It’s hard to fight the prejudices of others, because prejudices start where humanity disappears. That is why true human warmth occurs when people try to fight their own stereotypes or fear of being judged by others for their own gestures of kindness. ‘ARETHA‘ is more than a fiction short film. It’s a film about normality. About true normality which, unfortunately, is non-existent at global level, but which, fortunately, is not impossible to achieve. Thus, being aware of the existence of an egoistic and impassive world full of victims of any form of injustice (social, political, or hereditary in particular), Dave Thomas attacks in his project the status of those affected by the Down syndrome in their attempt to integrate into the often too narrow social and mental universe of today’s people. Without using the somewhat limited structural requirements of a militant film that imposes its own truth about a vast community in a more or less strident way, this project manages to focus on the fight for the right to social integrity of a large group of individuals by carefully cutting out banal situations that, although they are not free of tense moments, impress with the artistic quality of the image, surprising the naturalness of the gestures with which the characters defy any barrier. Hence, the great quality of this short film resides in the way in which the aesthetic sustains the social mainstay and vice versa, without falling into the category of light “bourgeois” dramas that do not attack the depths of the human soul, nor in the category of pseudo-documentary experiments for which artistic sense is dispensable in relation to the theme chosen by the director.


Aretha is a young woman who wants to get a job in a restaurant that is looking for a waiter. Despite her determination to work, the restaurant owners are circumspect, because Aretha is different. She suffers from Down syndrome. And customers can be rude. Even inhuman sometimes.

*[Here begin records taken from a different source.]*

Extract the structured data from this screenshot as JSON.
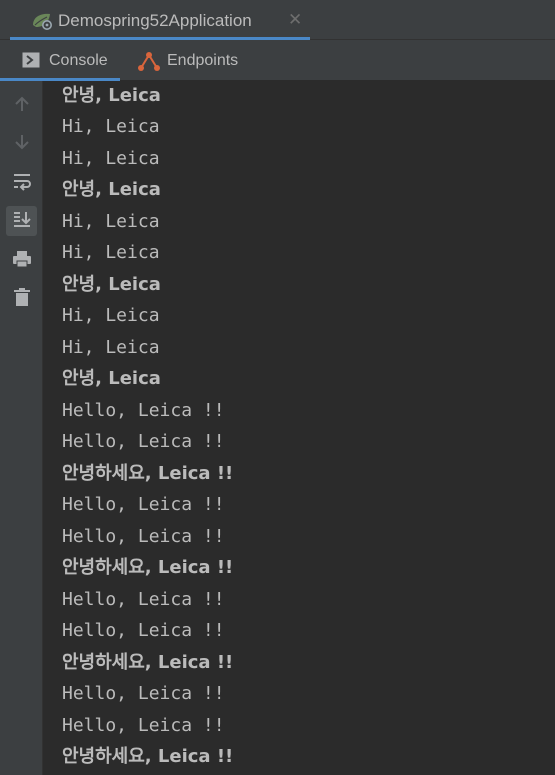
{
  "run_tab": {
    "label": "Demospring52Application",
    "close_glyph": "✕",
    "icon": "spring-boot-icon",
    "accent": "#4a88c7"
  },
  "tool_tabs": [
    {
      "label": "Console",
      "icon": "console-icon",
      "selected": true
    },
    {
      "label": "Endpoints",
      "icon": "endpoints-icon",
      "selected": false
    }
  ],
  "side_toolbar": [
    {
      "icon": "up-arrow-icon",
      "active": false
    },
    {
      "icon": "down-arrow-icon",
      "active": false
    },
    {
      "icon": "soft-wrap-icon",
      "active": false
    },
    {
      "icon": "scroll-to-end-icon",
      "active": true
    },
    {
      "icon": "print-icon",
      "active": false
    },
    {
      "icon": "trash-icon",
      "active": false
    }
  ],
  "console": {
    "text_color": "#bbbbbb",
    "lines": [
      "안녕, Leica",
      "Hi, Leica",
      "Hi, Leica",
      "안녕, Leica",
      "Hi, Leica",
      "Hi, Leica",
      "안녕, Leica",
      "Hi, Leica",
      "Hi, Leica",
      "안녕, Leica",
      "Hello, Leica !!",
      "Hello, Leica !!",
      "안녕하세요, Leica !!",
      "Hello, Leica !!",
      "Hello, Leica !!",
      "안녕하세요, Leica !!",
      "Hello, Leica !!",
      "Hello, Leica !!",
      "안녕하세요, Leica !!",
      "Hello, Leica !!",
      "Hello, Leica !!",
      "안녕하세요, Leica !!"
    ]
  }
}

Built with sensitivity and attention to seemingly minor details, but with a strong significance at a macrostructural level (such as the chromatic transitions that mark the presence / absence of the protagonist at the centre of the fictional universe), this short film of tender and sometimes painful beauty through the opposition between the ingenuity of the main character and the wickedness of “normal” people, in spite of the chosen theme, has an universal message through which the director attacks the limits of our tolerance within the society we live. Dave Thomas gives us a film that challenges not only our empathy, but also our self-analysis ability. And that’s because ‘ARETHA’ is a short film depicting a recognizable situation that is part of our present, through the multiple forms of (in)tolerance it conceals in the subtext. A present we must reconsider to save our own humanity.